The problem:
Excluding pictures, give the entries again exactly as they appear.

(Dataset content begins)

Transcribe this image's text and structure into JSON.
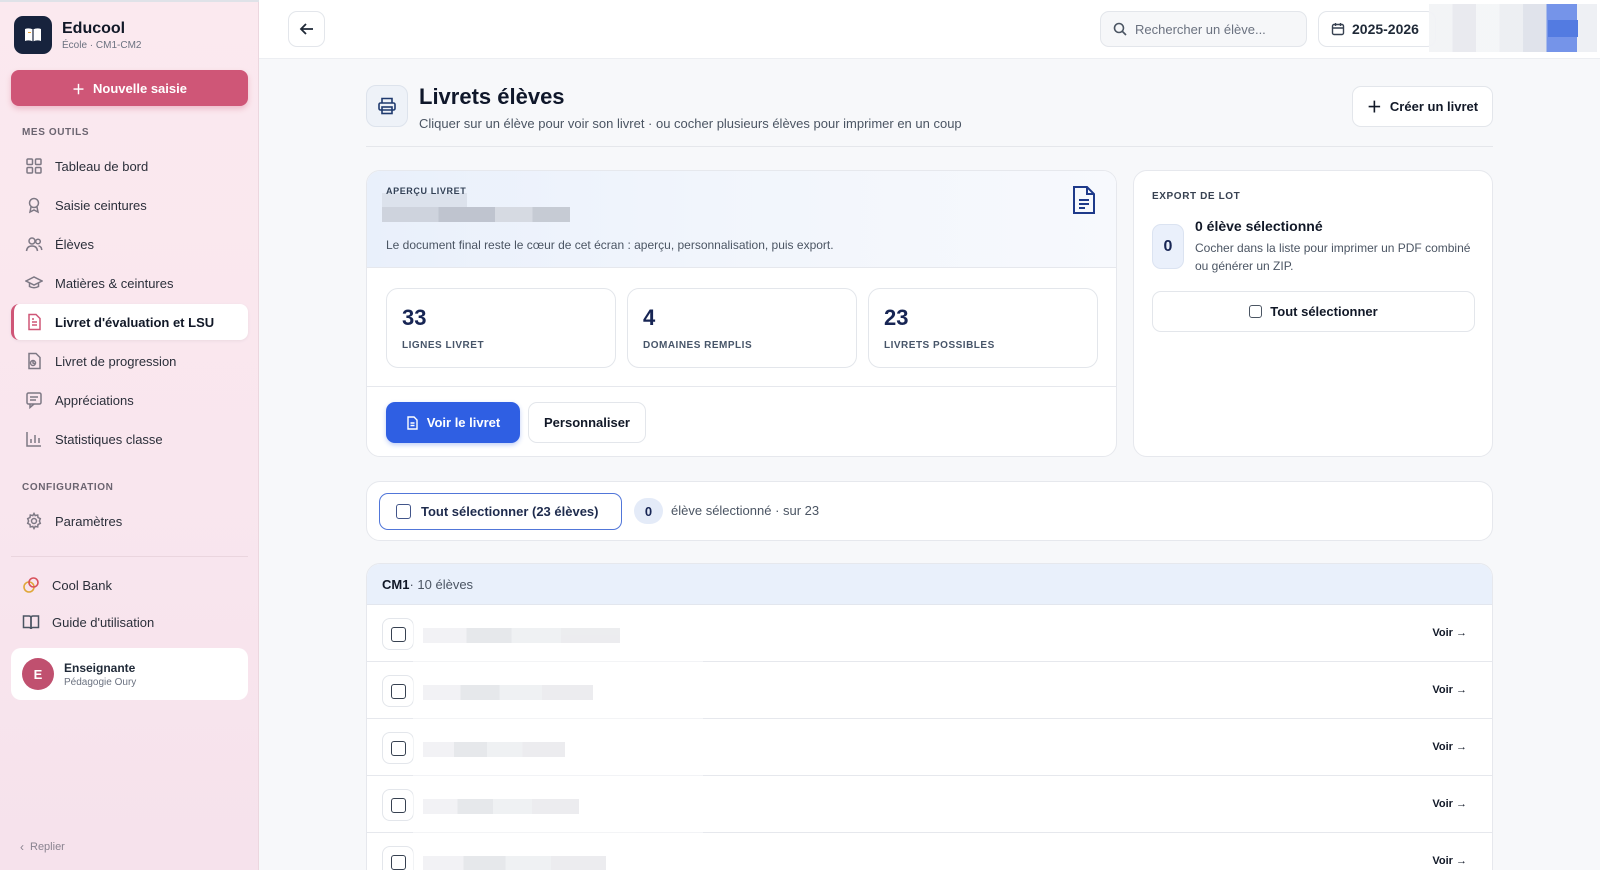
{
  "sidebar": {
    "brand_name": "Educool",
    "brand_sub": "École · CM1-CM2",
    "new_entry": "Nouvelle saisie",
    "section_tools": "MES OUTILS",
    "tools": [
      {
        "label": "Tableau de bord",
        "icon": "dashboard-icon"
      },
      {
        "label": "Saisie ceintures",
        "icon": "award-icon"
      },
      {
        "label": "Élèves",
        "icon": "users-icon"
      },
      {
        "label": "Matières & ceintures",
        "icon": "graduation-cap-icon"
      },
      {
        "label": "Livret d'évaluation et LSU",
        "icon": "document-icon",
        "active": true
      },
      {
        "label": "Livret de progression",
        "icon": "progress-doc-icon"
      },
      {
        "label": "Appréciations",
        "icon": "comment-icon"
      },
      {
        "label": "Statistiques classe",
        "icon": "bar-chart-icon"
      }
    ],
    "section_config": "CONFIGURATION",
    "settings": "Paramètres",
    "cool_bank": "Cool Bank",
    "guide": "Guide d'utilisation",
    "user_initial": "E",
    "user_name": "Enseignante",
    "user_role": "Pédagogie Oury",
    "collapse": "Replier",
    "accent": "#cf5677"
  },
  "topbar": {
    "search_placeholder": "Rechercher un élève...",
    "year": "2025-2026"
  },
  "header": {
    "title": "Livrets élèves",
    "subtitle": "Cliquer sur un élève pour voir son livret · ou cocher plusieurs élèves pour imprimer en un coup",
    "create_button": "Créer un livret"
  },
  "preview": {
    "label": "APERÇU LIVRET",
    "description": "Le document final reste le cœur de cet écran : aperçu, personnalisation, puis export.",
    "stats": [
      {
        "value": "33",
        "label": "LIGNES LIVRET"
      },
      {
        "value": "4",
        "label": "DOMAINES REMPLIS"
      },
      {
        "value": "23",
        "label": "LIVRETS POSSIBLES"
      }
    ],
    "view_button": "Voir le livret",
    "customize_button": "Personnaliser"
  },
  "export": {
    "label": "EXPORT DE LOT",
    "count": "0",
    "title": "0 élève sélectionné",
    "description": "Cocher dans la liste pour imprimer un PDF combiné ou générer un ZIP.",
    "select_all": "Tout sélectionner"
  },
  "selection": {
    "select_all": "Tout sélectionner (23 élèves)",
    "count": "0",
    "text": "élève sélectionné · sur 23"
  },
  "list": {
    "group": "CM1",
    "group_count": " · 10 élèves",
    "rows": [
      {
        "action": "Voir →"
      },
      {
        "action": "Voir →"
      },
      {
        "action": "Voir →"
      },
      {
        "action": "Voir →"
      },
      {
        "action": "Voir →"
      }
    ]
  },
  "colors": {
    "primary": "#2f5fe3",
    "brand_pink": "#cf5677",
    "navy": "#17233d"
  }
}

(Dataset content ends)

Written reply:
Transcribe this image's text and structure into JSON.
{
  "sidebar": {
    "brand_name": "Educool",
    "brand_sub": "École · CM1-CM2",
    "new_entry": "Nouvelle saisie",
    "section_tools": "MES OUTILS",
    "tools": [
      {
        "label": "Tableau de bord",
        "icon": "dashboard-icon"
      },
      {
        "label": "Saisie ceintures",
        "icon": "award-icon"
      },
      {
        "label": "Élèves",
        "icon": "users-icon"
      },
      {
        "label": "Matières & ceintures",
        "icon": "graduation-cap-icon"
      },
      {
        "label": "Livret d'évaluation et LSU",
        "icon": "document-icon",
        "active": true
      },
      {
        "label": "Livret de progression",
        "icon": "progress-doc-icon"
      },
      {
        "label": "Appréciations",
        "icon": "comment-icon"
      },
      {
        "label": "Statistiques classe",
        "icon": "bar-chart-icon"
      }
    ],
    "section_config": "CONFIGURATION",
    "settings": "Paramètres",
    "cool_bank": "Cool Bank",
    "guide": "Guide d'utilisation",
    "user_initial": "E",
    "user_name": "Enseignante",
    "user_role": "Pédagogie Oury",
    "collapse": "Replier",
    "accent": "#cf5677"
  },
  "topbar": {
    "search_placeholder": "Rechercher un élève...",
    "year": "2025-2026"
  },
  "header": {
    "title": "Livrets élèves",
    "subtitle": "Cliquer sur un élève pour voir son livret · ou cocher plusieurs élèves pour imprimer en un coup",
    "create_button": "Créer un livret"
  },
  "preview": {
    "label": "APERÇU LIVRET",
    "description": "Le document final reste le cœur de cet écran : aperçu, personnalisation, puis export.",
    "stats": [
      {
        "value": "33",
        "label": "LIGNES LIVRET"
      },
      {
        "value": "4",
        "label": "DOMAINES REMPLIS"
      },
      {
        "value": "23",
        "label": "LIVRETS POSSIBLES"
      }
    ],
    "view_button": "Voir le livret",
    "customize_button": "Personnaliser"
  },
  "export": {
    "label": "EXPORT DE LOT",
    "count": "0",
    "title": "0 élève sélectionné",
    "description": "Cocher dans la liste pour imprimer un PDF combiné ou générer un ZIP.",
    "select_all": "Tout sélectionner"
  },
  "selection": {
    "select_all": "Tout sélectionner (23 élèves)",
    "count": "0",
    "text": "élève sélectionné · sur 23"
  },
  "list": {
    "group": "CM1",
    "group_count": " · 10 élèves",
    "rows": [
      {
        "action": "Voir →"
      },
      {
        "action": "Voir →"
      },
      {
        "action": "Voir →"
      },
      {
        "action": "Voir →"
      },
      {
        "action": "Voir →"
      }
    ]
  },
  "colors": {
    "primary": "#2f5fe3",
    "brand_pink": "#cf5677",
    "navy": "#17233d"
  }
}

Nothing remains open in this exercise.